The Blue Courage team is dedicated to continual learning and growth.  We have adopted a concept from Simon Sinek’s Start With Why team called “Learn, Share, Grow”.  We are constantly finding great articles, videos, and readings that have so much learning.  As we learn new and great things, this new knowledge should be shared for everyone to then grow from.

Below is an article from on mindfulness in law enforcement.

Mindful Policing: The Future of Force

Blue Courage’s Key Learnings:
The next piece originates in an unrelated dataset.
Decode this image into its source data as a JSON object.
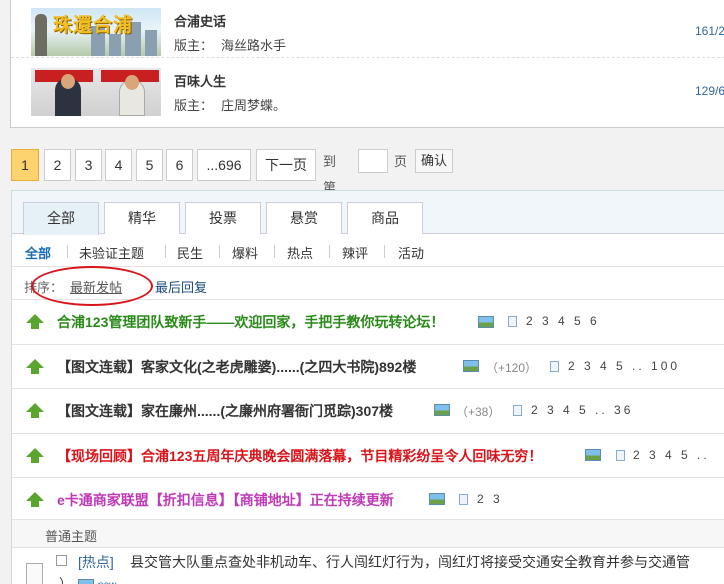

  • Researchers have linked policing careers to high rates of depression, PTSD, substance abuse, physical ailments (sleeplessness, diabetes, cardiac death)
  • Officers are more prone to attempt suicide than general population and are more likely to kill themselves than get killed on duty
  • Police culture values stoicism – causing officers to often become reluctant to seek out help
  • Life expectancy for officers are 22 years shorter than civilian counterparts – may be due to stress, trauma, obesity, shift work and exposure to toxic chemicals
  • When officers suffer from debilitating stress, they are more likely to have problems at work including uncontrolled anger towards suspects
  • 963 people were shot dead by police in the US in 2016, 991 in 2015
  • At the end of an 8 week mindfulness program (Mindfulness-based Resilience Training) researchers found significant improvement in health outcomes (stress, fatigue, sleep quality), less frequent alcohol consumption, less feelings of burn out, fewer aggressive feelings and behaviors
  • Fatigue and sleep disturbance are predicators for dysregulated mood, particularly anger – anger is a big predicator of negative outcomes
  • Emeryville, CA Chief’s story has great examples of how it has helped, as well as improved her department
  • Study in Canada did a training on visualization, focused attention, and controlled breathing, then threw them into tense, lifelike situations – found the trained officers made better use-of-force decisions than the untrained control group, had a slower maximum heart rate and quicker recovery. A fast beating heart can cause irrational behavior